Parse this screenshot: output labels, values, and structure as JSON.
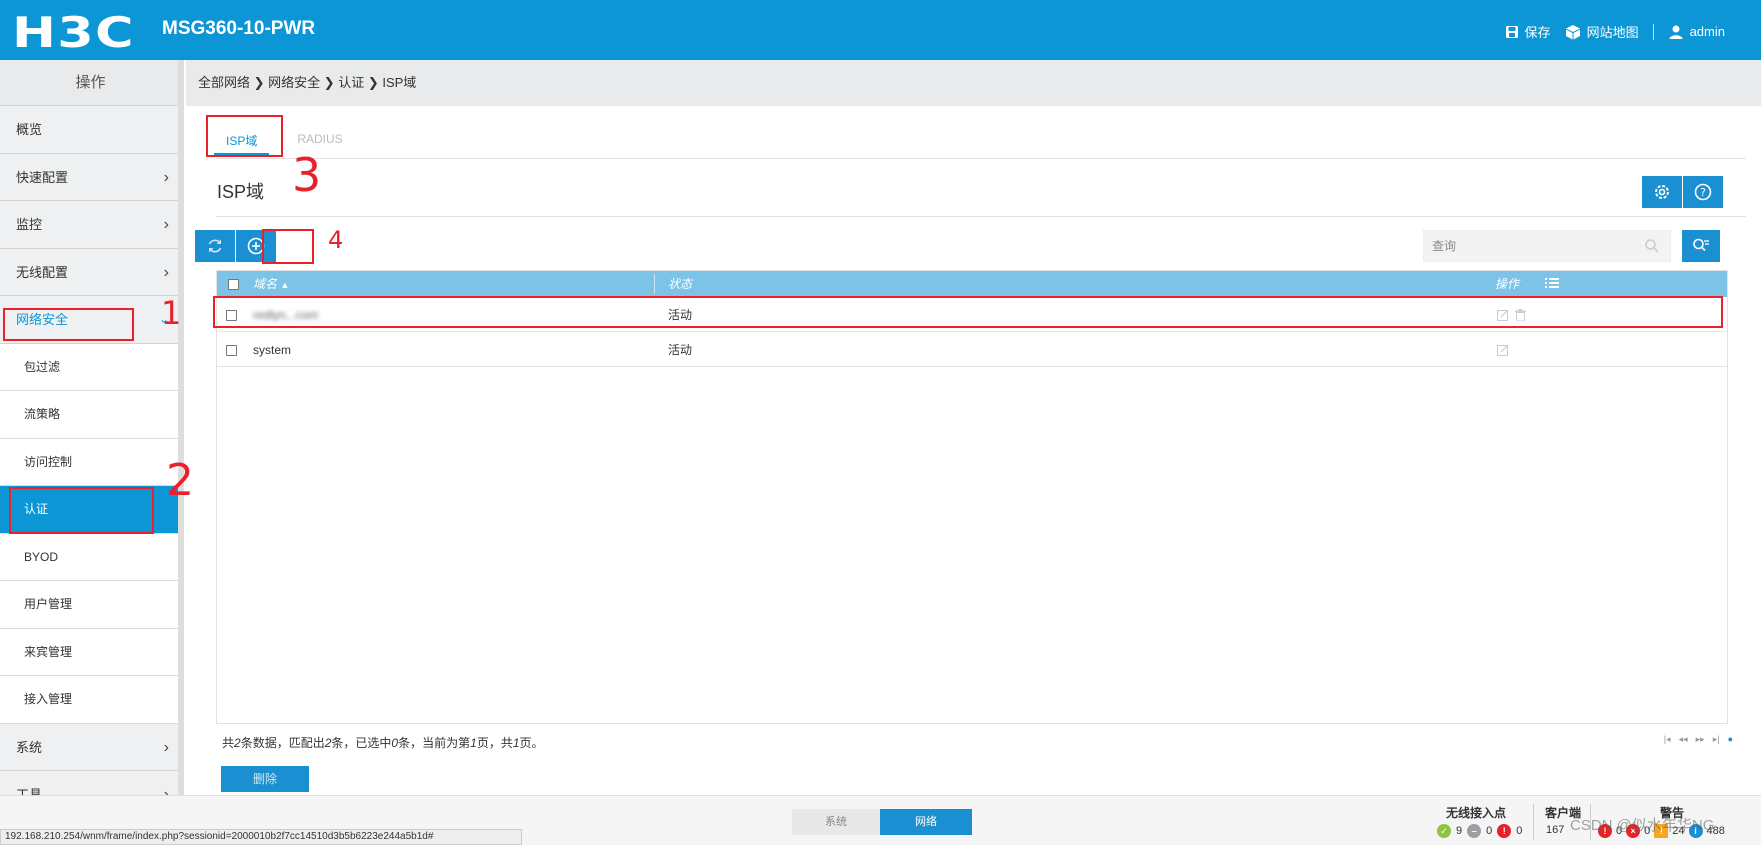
{
  "header": {
    "logo": "H3C",
    "model": "MSG360-10-PWR",
    "save_label": "保存",
    "sitemap_label": "网站地图",
    "user_label": "admin"
  },
  "sidebar": {
    "title": "操作",
    "items": [
      {
        "label": "概览"
      },
      {
        "label": "快速配置"
      },
      {
        "label": "监控"
      },
      {
        "label": "无线配置"
      },
      {
        "label": "网络安全"
      },
      {
        "label": "包过滤"
      },
      {
        "label": "流策略"
      },
      {
        "label": "访问控制"
      },
      {
        "label": "认证"
      },
      {
        "label": "BYOD"
      },
      {
        "label": "用户管理"
      },
      {
        "label": "来宾管理"
      },
      {
        "label": "接入管理"
      },
      {
        "label": "系统"
      },
      {
        "label": "工具"
      }
    ]
  },
  "breadcrumb": "全部网络 ❯ 网络安全 ❯ 认证 ❯ ISP域",
  "tabs": [
    {
      "label": "ISP域"
    },
    {
      "label": "RADIUS"
    }
  ],
  "page_title": "ISP域",
  "search": {
    "placeholder": "查询"
  },
  "table": {
    "headers": {
      "name": "域名",
      "status": "状态",
      "action": "操作"
    },
    "rows": [
      {
        "name": "redlyn...com",
        "status": "活动"
      },
      {
        "name": "system",
        "status": "活动"
      }
    ]
  },
  "pager": {
    "p1": "共",
    "total": "2",
    "p2": "条数据，匹配出",
    "matched": "2",
    "p3": "条，已选中",
    "selected": "0",
    "p4": "条，当前为第",
    "current": "1",
    "p5": "页，共",
    "pages": "1",
    "p6": "页。"
  },
  "delete_label": "删除",
  "annotations": {
    "m1": "1",
    "m2": "2",
    "m3": "3",
    "m4": "4"
  },
  "bottom": {
    "seg_system": "系统",
    "seg_network": "网络",
    "wireless_ap_label": "无线接入点",
    "ap_online": "9",
    "ap_offline": "0",
    "ap_fault": "0",
    "clients_label": "客户端",
    "clients_count": "167",
    "alerts_label": "警告",
    "alert_critical": "0",
    "alert_major": "0",
    "alert_warning": "24",
    "alert_info": "488",
    "status_url": "192.168.210.254/wnm/frame/index.php?sessionid=2000010b2f7cc14510d3b5b6223e244a5b1d#",
    "watermark": "CSDN @似水年华NG"
  },
  "colors": {
    "brand_blue": "#0c96d6",
    "table_header": "#7cc3e7",
    "annotation_red": "#e8212b"
  }
}
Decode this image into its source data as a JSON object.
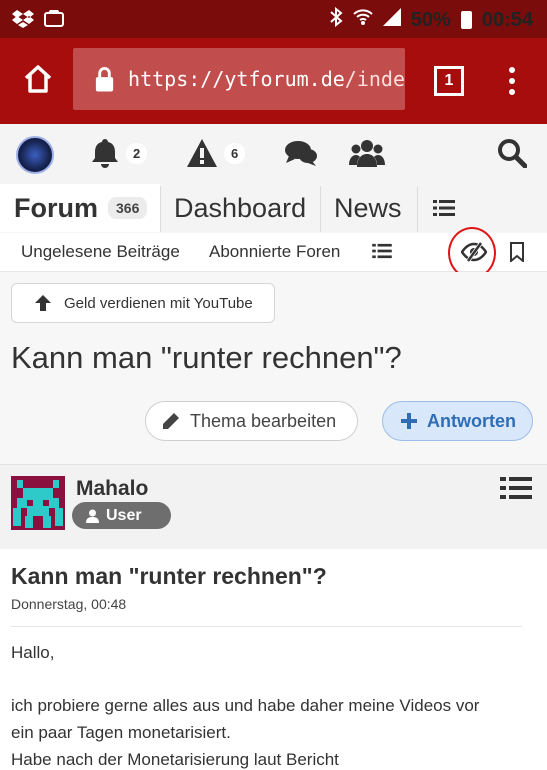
{
  "status_bar": {
    "battery": "50%",
    "time": "00:54"
  },
  "browser": {
    "url_host": "https://ytforum.de",
    "url_path": "/inde",
    "tab_count": "1"
  },
  "forum_nav": {
    "notifications_count": "2",
    "alerts_count": "6"
  },
  "tabs": {
    "forum": "Forum",
    "forum_count": "366",
    "dashboard": "Dashboard",
    "news": "News"
  },
  "subnav": {
    "unread": "Ungelesene Beiträge",
    "subscribed": "Abonnierte Foren"
  },
  "breadcrumb": "Geld verdienen mit YouTube",
  "thread": {
    "title": "Kann man \"runter rechnen\"?",
    "edit_label": "Thema bearbeiten",
    "reply_label": "Antworten"
  },
  "author": {
    "name": "Mahalo",
    "role": "User"
  },
  "post": {
    "title": "Kann man \"runter rechnen\"?",
    "date": "Donnerstag, 00:48",
    "lines": [
      "Hallo,",
      "ich probiere gerne alles aus und habe daher meine Videos vor",
      "ein paar Tagen monetarisiert.",
      "Habe nach der Monetarisierung laut Bericht"
    ]
  },
  "colors": {
    "status_bar": "#7a0c0c",
    "toolbar": "#a70d0d",
    "reply_blue": "#2f6db5",
    "highlight_circle": "#e01515"
  }
}
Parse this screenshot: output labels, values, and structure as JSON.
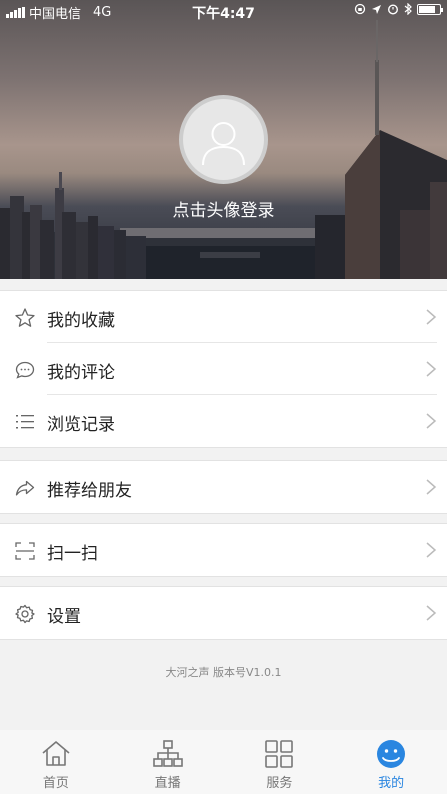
{
  "status_bar": {
    "carrier": "中国电信",
    "network": "4G",
    "time": "下午4:47"
  },
  "profile": {
    "login_prompt": "点击头像登录"
  },
  "menu": {
    "favorites": "我的收藏",
    "comments": "我的评论",
    "history": "浏览记录",
    "recommend": "推荐给朋友",
    "scan": "扫一扫",
    "settings": "设置"
  },
  "version_text": "大河之声  版本号V1.0.1",
  "tabs": [
    {
      "label": "首页",
      "icon": "home-icon"
    },
    {
      "label": "直播",
      "icon": "live-icon"
    },
    {
      "label": "服务",
      "icon": "grid-icon"
    },
    {
      "label": "我的",
      "icon": "profile-icon"
    }
  ],
  "colors": {
    "accent": "#2a86e0",
    "tab_inactive": "#777777",
    "page_bg": "#f2f2f2"
  }
}
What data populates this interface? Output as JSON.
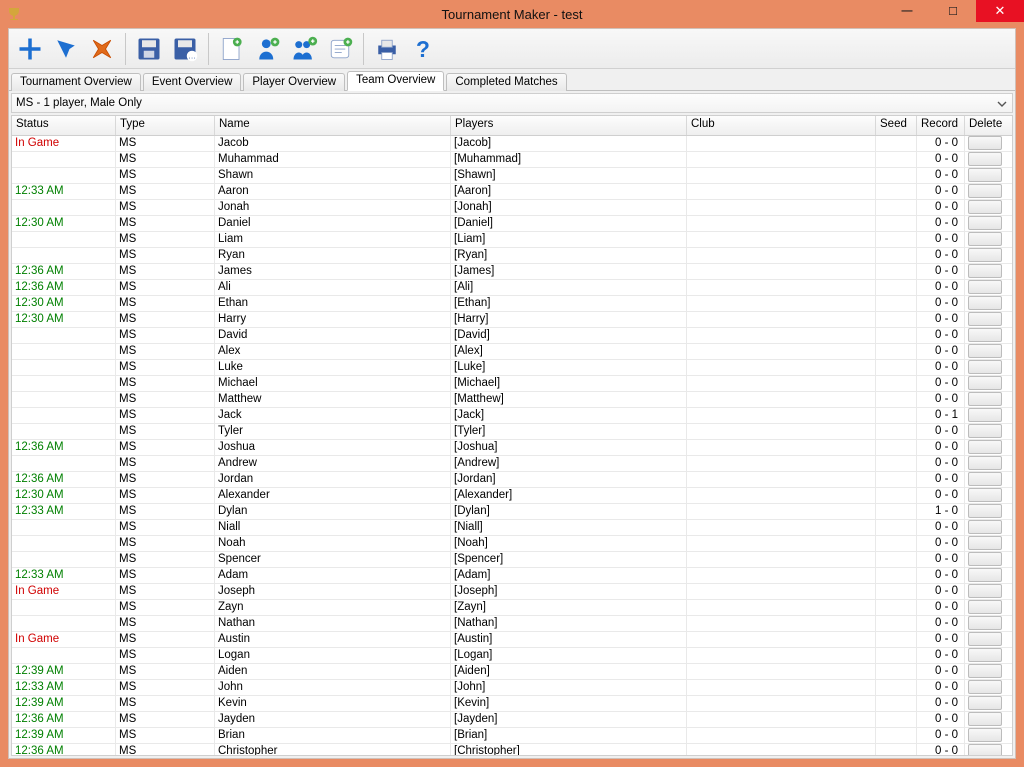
{
  "window": {
    "title": "Tournament Maker - test"
  },
  "tabs": [
    {
      "label": "Tournament Overview"
    },
    {
      "label": "Event Overview"
    },
    {
      "label": "Player Overview"
    },
    {
      "label": "Team Overview",
      "active": true
    },
    {
      "label": "Completed Matches"
    }
  ],
  "dropdown": {
    "selected": "MS - 1 player, Male Only"
  },
  "columns": {
    "status": "Status",
    "type": "Type",
    "name": "Name",
    "players": "Players",
    "club": "Club",
    "seed": "Seed",
    "record": "Record",
    "delete": "Delete"
  },
  "toolbarIcons": {
    "add": "add-icon",
    "edit": "edit-icon",
    "delete": "delete-icon",
    "save": "save-icon",
    "saveAs": "save-as-icon",
    "newDoc": "new-document-icon",
    "addPlayer": "add-player-icon",
    "addTeam": "add-team-icon",
    "registration": "new-registration-icon",
    "print": "print-icon",
    "help": "help-icon"
  },
  "rows": [
    {
      "status": "In Game",
      "statusKind": "ingame",
      "type": "MS",
      "name": "Jacob",
      "players": "[Jacob]",
      "club": "",
      "seed": "",
      "record": "0 - 0"
    },
    {
      "status": "",
      "type": "MS",
      "name": "Muhammad",
      "players": "[Muhammad]",
      "club": "",
      "seed": "",
      "record": "0 - 0"
    },
    {
      "status": "",
      "type": "MS",
      "name": "Shawn",
      "players": "[Shawn]",
      "club": "",
      "seed": "",
      "record": "0 - 0"
    },
    {
      "status": "12:33 AM",
      "statusKind": "time",
      "type": "MS",
      "name": "Aaron",
      "players": "[Aaron]",
      "club": "",
      "seed": "",
      "record": "0 - 0"
    },
    {
      "status": "",
      "type": "MS",
      "name": "Jonah",
      "players": "[Jonah]",
      "club": "",
      "seed": "",
      "record": "0 - 0"
    },
    {
      "status": "12:30 AM",
      "statusKind": "time",
      "type": "MS",
      "name": "Daniel",
      "players": "[Daniel]",
      "club": "",
      "seed": "",
      "record": "0 - 0"
    },
    {
      "status": "",
      "type": "MS",
      "name": "Liam",
      "players": "[Liam]",
      "club": "",
      "seed": "",
      "record": "0 - 0"
    },
    {
      "status": "",
      "type": "MS",
      "name": "Ryan",
      "players": "[Ryan]",
      "club": "",
      "seed": "",
      "record": "0 - 0"
    },
    {
      "status": "12:36 AM",
      "statusKind": "time",
      "type": "MS",
      "name": "James",
      "players": "[James]",
      "club": "",
      "seed": "",
      "record": "0 - 0"
    },
    {
      "status": "12:36 AM",
      "statusKind": "time",
      "type": "MS",
      "name": "Ali",
      "players": "[Ali]",
      "club": "",
      "seed": "",
      "record": "0 - 0"
    },
    {
      "status": "12:30 AM",
      "statusKind": "time",
      "type": "MS",
      "name": "Ethan",
      "players": "[Ethan]",
      "club": "",
      "seed": "",
      "record": "0 - 0"
    },
    {
      "status": "12:30 AM",
      "statusKind": "time",
      "type": "MS",
      "name": "Harry",
      "players": "[Harry]",
      "club": "",
      "seed": "",
      "record": "0 - 0"
    },
    {
      "status": "",
      "type": "MS",
      "name": "David",
      "players": "[David]",
      "club": "",
      "seed": "",
      "record": "0 - 0"
    },
    {
      "status": "",
      "type": "MS",
      "name": "Alex",
      "players": "[Alex]",
      "club": "",
      "seed": "",
      "record": "0 - 0"
    },
    {
      "status": "",
      "type": "MS",
      "name": "Luke",
      "players": "[Luke]",
      "club": "",
      "seed": "",
      "record": "0 - 0"
    },
    {
      "status": "",
      "type": "MS",
      "name": "Michael",
      "players": "[Michael]",
      "club": "",
      "seed": "",
      "record": "0 - 0"
    },
    {
      "status": "",
      "type": "MS",
      "name": "Matthew",
      "players": "[Matthew]",
      "club": "",
      "seed": "",
      "record": "0 - 0"
    },
    {
      "status": "",
      "type": "MS",
      "name": "Jack",
      "players": "[Jack]",
      "club": "",
      "seed": "",
      "record": "0 - 1"
    },
    {
      "status": "",
      "type": "MS",
      "name": "Tyler",
      "players": "[Tyler]",
      "club": "",
      "seed": "",
      "record": "0 - 0"
    },
    {
      "status": "12:36 AM",
      "statusKind": "time",
      "type": "MS",
      "name": "Joshua",
      "players": "[Joshua]",
      "club": "",
      "seed": "",
      "record": "0 - 0"
    },
    {
      "status": "",
      "type": "MS",
      "name": "Andrew",
      "players": "[Andrew]",
      "club": "",
      "seed": "",
      "record": "0 - 0"
    },
    {
      "status": "12:36 AM",
      "statusKind": "time",
      "type": "MS",
      "name": "Jordan",
      "players": "[Jordan]",
      "club": "",
      "seed": "",
      "record": "0 - 0"
    },
    {
      "status": "12:30 AM",
      "statusKind": "time",
      "type": "MS",
      "name": "Alexander",
      "players": "[Alexander]",
      "club": "",
      "seed": "",
      "record": "0 - 0"
    },
    {
      "status": "12:33 AM",
      "statusKind": "time",
      "type": "MS",
      "name": "Dylan",
      "players": "[Dylan]",
      "club": "",
      "seed": "",
      "record": "1 - 0"
    },
    {
      "status": "",
      "type": "MS",
      "name": "Niall",
      "players": "[Niall]",
      "club": "",
      "seed": "",
      "record": "0 - 0"
    },
    {
      "status": "",
      "type": "MS",
      "name": "Noah",
      "players": "[Noah]",
      "club": "",
      "seed": "",
      "record": "0 - 0"
    },
    {
      "status": "",
      "type": "MS",
      "name": "Spencer",
      "players": "[Spencer]",
      "club": "",
      "seed": "",
      "record": "0 - 0"
    },
    {
      "status": "12:33 AM",
      "statusKind": "time",
      "type": "MS",
      "name": "Adam",
      "players": "[Adam]",
      "club": "",
      "seed": "",
      "record": "0 - 0"
    },
    {
      "status": "In Game",
      "statusKind": "ingame",
      "type": "MS",
      "name": "Joseph",
      "players": "[Joseph]",
      "club": "",
      "seed": "",
      "record": "0 - 0"
    },
    {
      "status": "",
      "type": "MS",
      "name": "Zayn",
      "players": "[Zayn]",
      "club": "",
      "seed": "",
      "record": "0 - 0"
    },
    {
      "status": "",
      "type": "MS",
      "name": "Nathan",
      "players": "[Nathan]",
      "club": "",
      "seed": "",
      "record": "0 - 0"
    },
    {
      "status": "In Game",
      "statusKind": "ingame",
      "type": "MS",
      "name": "Austin",
      "players": "[Austin]",
      "club": "",
      "seed": "",
      "record": "0 - 0"
    },
    {
      "status": "",
      "type": "MS",
      "name": "Logan",
      "players": "[Logan]",
      "club": "",
      "seed": "",
      "record": "0 - 0"
    },
    {
      "status": "12:39 AM",
      "statusKind": "time",
      "type": "MS",
      "name": "Aiden",
      "players": "[Aiden]",
      "club": "",
      "seed": "",
      "record": "0 - 0"
    },
    {
      "status": "12:33 AM",
      "statusKind": "time",
      "type": "MS",
      "name": "John",
      "players": "[John]",
      "club": "",
      "seed": "",
      "record": "0 - 0"
    },
    {
      "status": "12:39 AM",
      "statusKind": "time",
      "type": "MS",
      "name": "Kevin",
      "players": "[Kevin]",
      "club": "",
      "seed": "",
      "record": "0 - 0"
    },
    {
      "status": "12:36 AM",
      "statusKind": "time",
      "type": "MS",
      "name": "Jayden",
      "players": "[Jayden]",
      "club": "",
      "seed": "",
      "record": "0 - 0"
    },
    {
      "status": "12:39 AM",
      "statusKind": "time",
      "type": "MS",
      "name": "Brian",
      "players": "[Brian]",
      "club": "",
      "seed": "",
      "record": "0 - 0"
    },
    {
      "status": "12:36 AM",
      "statusKind": "time",
      "type": "MS",
      "name": "Christopher",
      "players": "[Christopher]",
      "club": "",
      "seed": "",
      "record": "0 - 0"
    }
  ]
}
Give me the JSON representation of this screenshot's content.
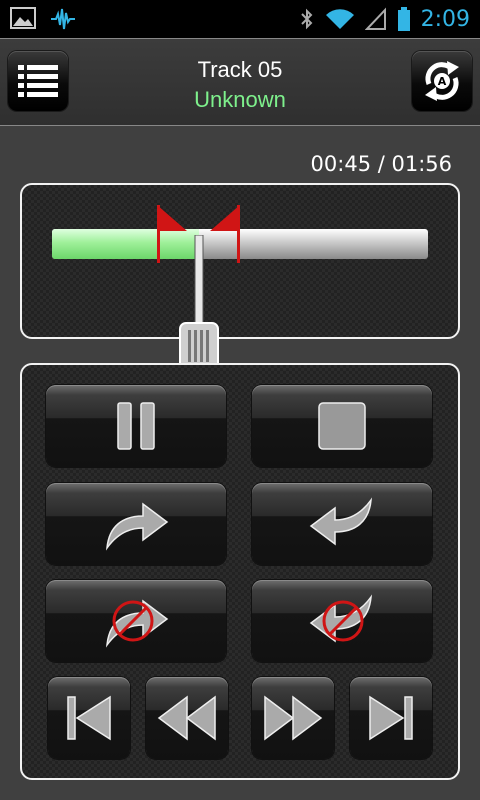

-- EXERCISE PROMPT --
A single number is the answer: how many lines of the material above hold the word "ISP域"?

-- WORKED SOLUTION --
3